Hoods, ropes, and chains hang from hooks alongside tit clamps, collars, and other gadgets. Single tail whips and floggers are lined up behind the low, broad leather chair (which doubles nicely as a fuck bench); a cage and a St. Andrews cross share the room with an enormous, sturdy wooden fourposter bed and a wall mounted urinal. Original art adorns those parts of the red walls that aren't covered in gear. It is, in probably every sense, the sort of dungeon many guys fantasize about.
Except we only rarely refer to it as a dungeon. It's “the playroom,” a name far more fitting to the role it fulfills in our lives. Play, scientists say, is an educational experience for children and I, daresay, for adults, too. I have learned a great deal about myself in that room. Certainly, I've explored and pushed my limits sexually and, through those journeys, I have been taken places I might never have entered without the guidance I found there.
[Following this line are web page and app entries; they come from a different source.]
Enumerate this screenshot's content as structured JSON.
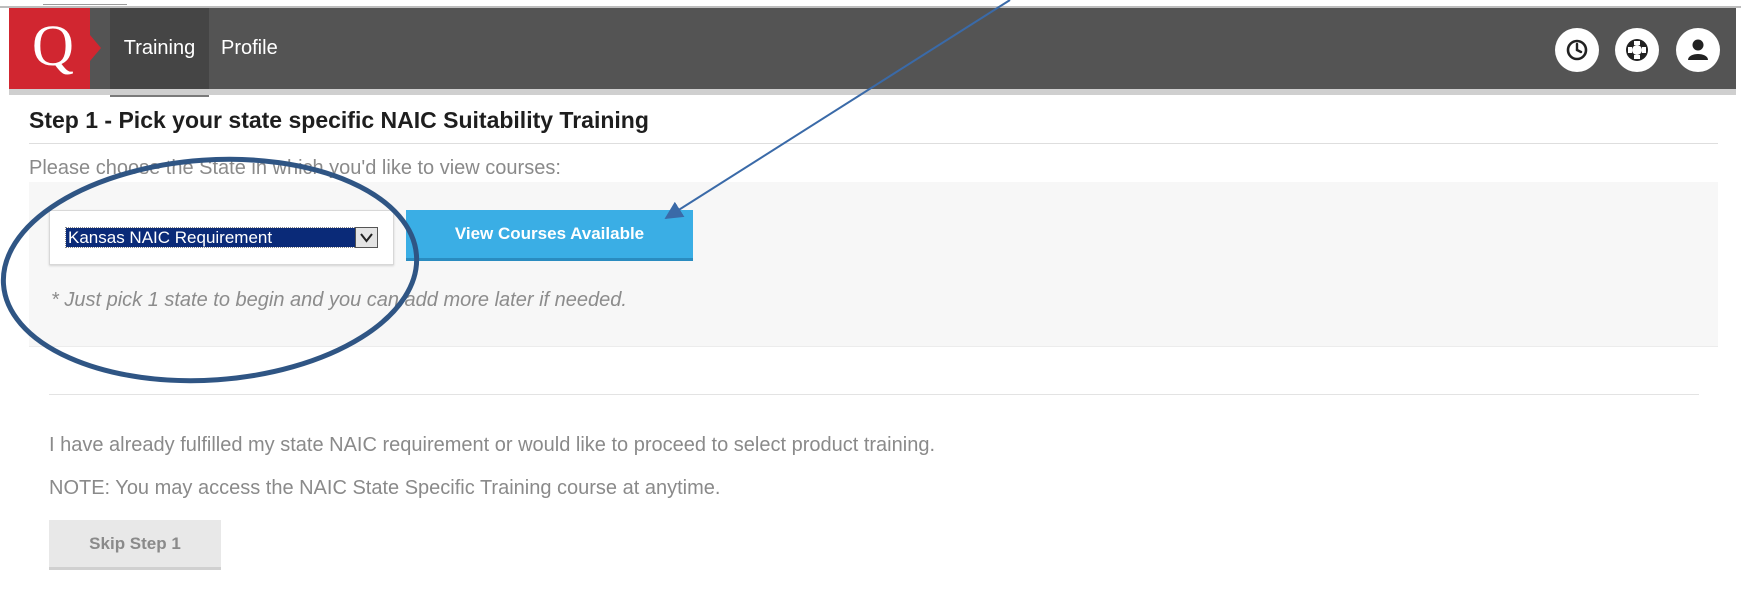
{
  "nav": {
    "logo_letter": "Q",
    "tabs": [
      {
        "label": "Training",
        "active": true
      },
      {
        "label": "Profile",
        "active": false
      }
    ],
    "icons": [
      "history-icon",
      "help-icon",
      "user-icon"
    ]
  },
  "step": {
    "title": "Step 1 - Pick your state specific NAIC Suitability Training",
    "instruction": "Please choose the State in which you'd like to view courses:",
    "state_select": {
      "selected": "Kansas NAIC Requirement"
    },
    "view_button_label": "View Courses Available",
    "hint": "* Just pick 1 state to begin and you can add more later if needed."
  },
  "skip": {
    "fulfilled_text": "I have already fulfilled my state NAIC requirement or would like to proceed to select product training.",
    "note_text": "NOTE: You may access the NAIC State Specific Training course at anytime.",
    "skip_button_label": "Skip Step 1"
  },
  "colors": {
    "navbar": "#545454",
    "brand_red": "#d12630",
    "primary_button": "#3aaee5",
    "annotation": "#2f5584"
  }
}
Arguably, the playroom is just for sex and it's a bad idea to conduct other business there. But, in truth, other business does get settled there. We have argued in the playroom, talked things out in the playroom, made plans, discussed our fears, and anxieties in that room. We have healed wounds and shared dreams. Sex is an exchange of more than just fluids and power; sex, no matter how impersonal or intimate it might be is an opening. The sheltering dark of the playroom, of the dungeon, fosters that, providing a place for vulnerability and the freedom that offers.
When a man takes you to his dungeon, he is conceivably offering you more than a role-playing scene or a quick fuck. He's offering himself, he's offering what's inside him, what he's kept out-out-of sight and only feels free to express in a room hidden from outside eyes. Even more, he's offering you the same opportunity.
Entering a man's dungeon for the first time can stir a wealth of emotions: excitement, anticipation, even fear. But how often does our fear anticipate the challenges we may uncover to our own identities? This is what the dungeon offers us.